Morgan made another step into the new technological era and introduced a facelifted version for the Aero 8 in 2004.

In 2004, the British manufacturer decided to set foot in the U.S. market. It introduced the Aero 8 facelift at the Los Angeles Auto Show and promised to deliver 50 cars per year. It was a unique vehicle for a market where the retro-design theme started to catch-up and made more customers happy.

Despite its cross-eye look, the Aero 8 featured a unique design on the market. Its recessed grille, behind the front fenders, was unusual for any car. But the carmaker didn't take its inspiration from the world outside its factory but from the past British roadsters. The car was available as a coupe and an open-top roadster.

Inside, the manufacturer took its inspiration from the past. It installed the instrument cluster in front of the driver, not in the middle of the dash panel. The carmaker didn't want to use plastic to mimic wood and installed a solid wood trim at the upright windshield base. Some naturalists would scream against the use of genuine leather. The designers sacrificed some cows for the sake of the luxurious, yet sporty, bucket seats. Morgan Aero 8 was not only a luxury car; it was a fast one.

Under the hood, Morgan installed a 4.4-liter BMW V8 engine used on vehicles such as the BMW X5 SUV. Since the car was very light, it could smoke many high-performance cars such as a Porsche 911 or a Mercedes-Benz SL500.

full description and technical specifications
MORGAN Aero 8 photo gallery

The retrodesign trend was not yet a thing in the automotive industry when the British automaker Morgan introduced the Aero 8 in the roadster form in 2001.

Morgan was known for producing cars on wooden chassis since the late '30s, and it continued to do that even after WWII. So, the Aero 8 was not what someone would expect from the British car manufacturer. Thus, when it was unveiled, it was a massive surprise for everybody.

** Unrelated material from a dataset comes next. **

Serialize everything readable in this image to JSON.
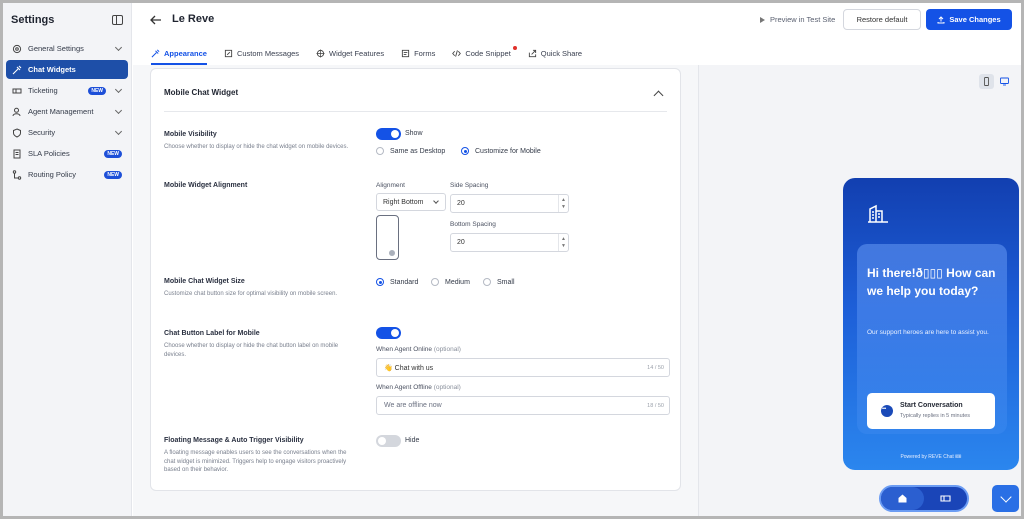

It was Morgan's first supercar. And the first completely new vehicle developed from the ground up since 1964.

The car's design resembled the pre-war sports cars. It featured large, valanced front fenders with round, incorporated headlights. These were actually carried over from MINI, not designed in-house by Morgan. At the front, the tilted radiator grille was curved and gave the vehicle an old-school design appearance. In addition, the engine compartment was narrow and flanked by the fenders' curvatures that stretched along the bodywork. Out back, the rear quarter panels sported an elongated shape and flanked a sloped rear end. The windshield was the only element that raised above the beltline. And then were the super small doors.

Inside, Morgan installed a pair of sports seats with a center console that split the cabin in two. Fronting the driver was an instrument panel that sported the speedometer and tachometer, and a couple of other gauges. In the middle of the dash, the manufacturer installed the stereo and a few buttons and lights. This minimalist design was focused on one thing: the driver's pleasure.

Under the hood, Morgan installed on the newly developed aluminum chassis a 4.4-liter BMW engine mated to a six-speed manual gearbox. Thus, the Aero 8 stepped into supercar territory thanks to the five seconds needed to get from 0 to 100 kph (0-62 mph).

full description and technical specifications